Nurse promotes spiritual health care techniques

Joel Sawyer

Physical wellness occurs when the body has a balanced and free-flowing stream of energy, said Marilyn Parker Bach, a registered nurse at University Hospital’s Center for Spiritual Care and Healing.
An audience of about 20 at a brown bag lunch Tuesday in Deihl Hall listened to Bach speak on how disease and stress block or congest the flow of energy through the body. She said one way of balancing the energies of the total person is to use a complimentary healing therapy called therapeutic touch.
Therapeutic touch practitioners, Bach said, serve as “battery chargers” and instruments of healing. People are made up of auras or energy fields that can become unbalanced and cause illness, she said.
The goal of healing touch is to restore the harmony and balance of a person’s energy system and to increase that person’s healing potential and sense of well-being, she added.
Bach said some people believe the human body has as many as seven different energy fields that can become unbalanced. When this happens, she said, it may be necessary to smooth out these energy forces.
Bach outlined a five-step process she uses to achieve harmonious energy balance in patients, friends and family. The first step is called “centering.” Bach said this step requires the facilitator and patient to focus on attuning themselves to the universal energy, to allow it to flow and work through the body.
She asked the audience to feel the energy emitted by their hands by placing them near one another. One audience member said he “felt an energy source very strongly, but then my rational mind took over.”

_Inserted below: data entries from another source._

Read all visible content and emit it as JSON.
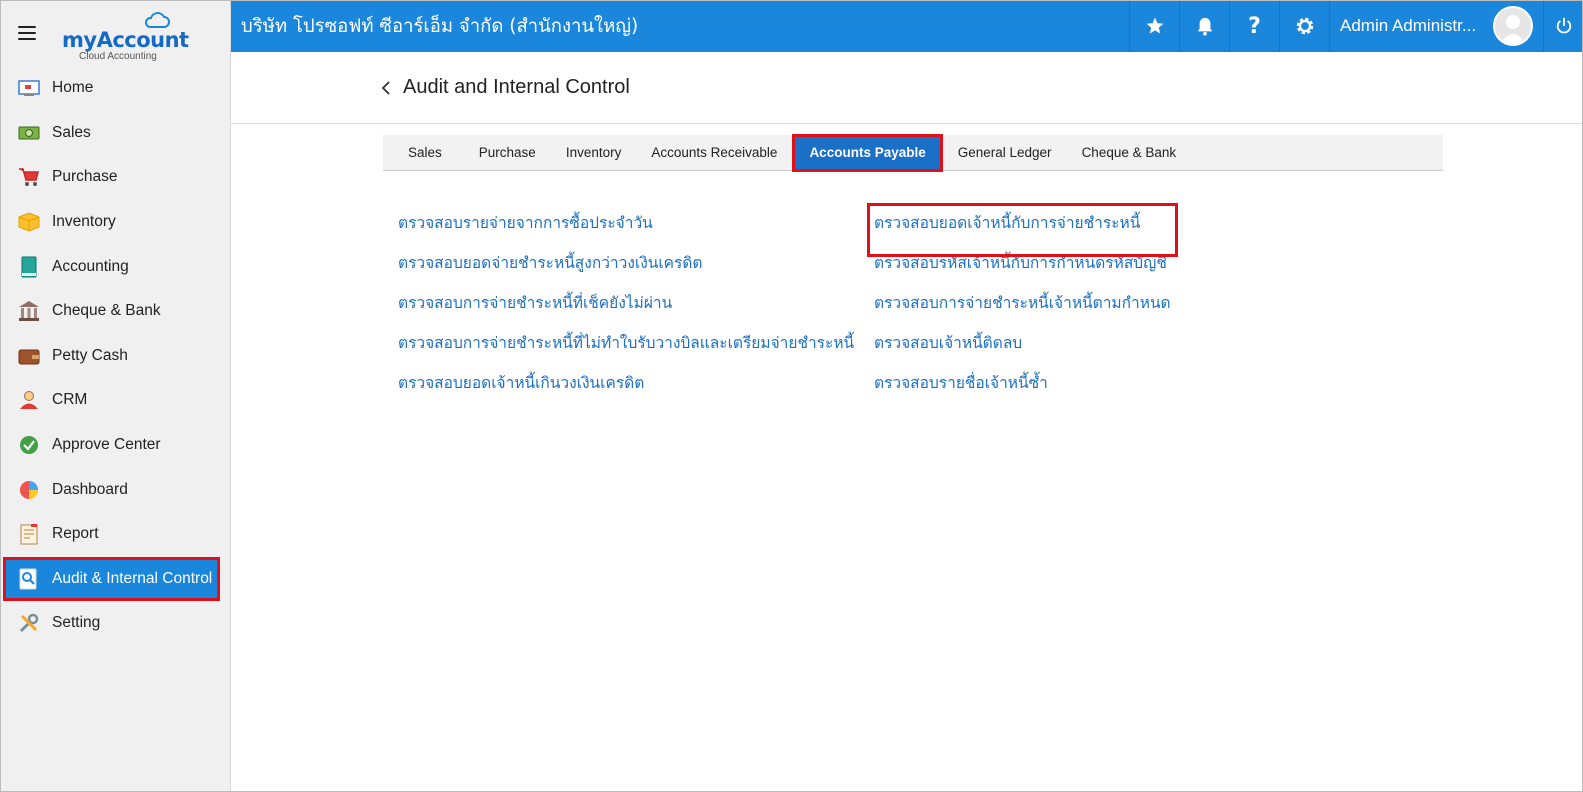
{
  "brand": {
    "name": "myAccount",
    "tagline": "Cloud Accounting"
  },
  "sidebar": {
    "items": [
      {
        "label": "Home",
        "icon": "home-icon"
      },
      {
        "label": "Sales",
        "icon": "money-icon"
      },
      {
        "label": "Purchase",
        "icon": "cart-icon"
      },
      {
        "label": "Inventory",
        "icon": "box-icon"
      },
      {
        "label": "Accounting",
        "icon": "book-icon"
      },
      {
        "label": "Cheque & Bank",
        "icon": "bank-icon"
      },
      {
        "label": "Petty Cash",
        "icon": "wallet-icon"
      },
      {
        "label": "CRM",
        "icon": "people-icon"
      },
      {
        "label": "Approve Center",
        "icon": "check-icon"
      },
      {
        "label": "Dashboard",
        "icon": "pie-chart-icon"
      },
      {
        "label": "Report",
        "icon": "report-icon"
      },
      {
        "label": "Audit & Internal Control",
        "icon": "audit-icon",
        "active": true
      },
      {
        "label": "Setting",
        "icon": "tools-icon"
      }
    ]
  },
  "topbar": {
    "company": "บริษัท โปรซอฟท์ ซีอาร์เอ็ม จำกัด (สำนักงานใหญ่)",
    "user": "Admin Administr...",
    "icons": [
      "star-icon",
      "bell-icon",
      "help-icon",
      "gear-icon",
      "power-icon"
    ]
  },
  "page": {
    "title": "Audit and Internal Control"
  },
  "tabs": [
    {
      "label": "Sales"
    },
    {
      "label": "Purchase"
    },
    {
      "label": "Inventory"
    },
    {
      "label": "Accounts Receivable"
    },
    {
      "label": "Accounts Payable",
      "active": true
    },
    {
      "label": "General Ledger"
    },
    {
      "label": "Cheque & Bank"
    }
  ],
  "links": {
    "left": [
      "ตรวจสอบรายจ่ายจากการซื้อประจำวัน",
      "ตรวจสอบยอดจ่ายชำระหนี้สูงกว่าวงเงินเครดิต",
      "ตรวจสอบการจ่ายชำระหนี้ที่เช็คยังไม่ผ่าน",
      "ตรวจสอบการจ่ายชำระหนี้ที่ไม่ทำใบรับวางบิลและเตรียมจ่ายชำระหนี้",
      "ตรวจสอบยอดเจ้าหนี้เกินวงเงินเครดิต"
    ],
    "right": [
      "ตรวจสอบยอดเจ้าหนี้กับการจ่ายชำระหนี้",
      "ตรวจสอบรหัสเจ้าหนี้กับการกำหนดรหัสบัญชี",
      "ตรวจสอบการจ่ายชำระหนี้เจ้าหนี้ตามกำหนด",
      "ตรวจสอบเจ้าหนี้ติดลบ",
      "ตรวจสอบรายชื่อเจ้าหนี้ซ้ำ"
    ]
  },
  "colors": {
    "primary": "#1a87dd",
    "link": "#1a6fc6",
    "highlight": "#e0101a"
  }
}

Once centering is complete, Bach said, a therapeutic touch practitioner must assess the patients’ energy field. Bach demonstrated this step with volunteer John Olson, a recent School of Nursing graduate.
Olson said he was feeling tired. “I have low energy,” he said. “You can give me some more energy.”
Bach searched for “numbness, tingling or any unbalance in (Olson’s) field” by moving her hands around his seated, relaxed body. Bach then combed through Olson’s “energy field” in a third step that she called “smoothing and unruffling.”
In the fourth step, Bach said she transferred energy from the chakras in her hands to Olson’s body in an effort to infuse him with her energy. The whole process stops, she said, “when you feel the energy is balanced or the patient says to stop.”
Olson said he felt sweaty and warm, but not particularly relaxed after the process, probably because of all the attention he was receiving.
Bach’s lecture was part of a series titled “Exploration of Complementary Healing Therapies for Patient and Self Care,” sponsored by University Hospital and Clinics’ Center for Spiritual Care and Healing.
The center was established to provide an infrastructure for chaplains, physicians, nurses, social workers and other health care workers who provide spiritual care and complementary healing therapies.
The center seeks to incorporate spiritual care and alternative therapies common in many parts of the world into mainstream Western medicine.
After all, center administrator Mary Jo Kreitzer said, “what we consider alternative medicine is well-accepted and well-integrated in most health care systems around the world.”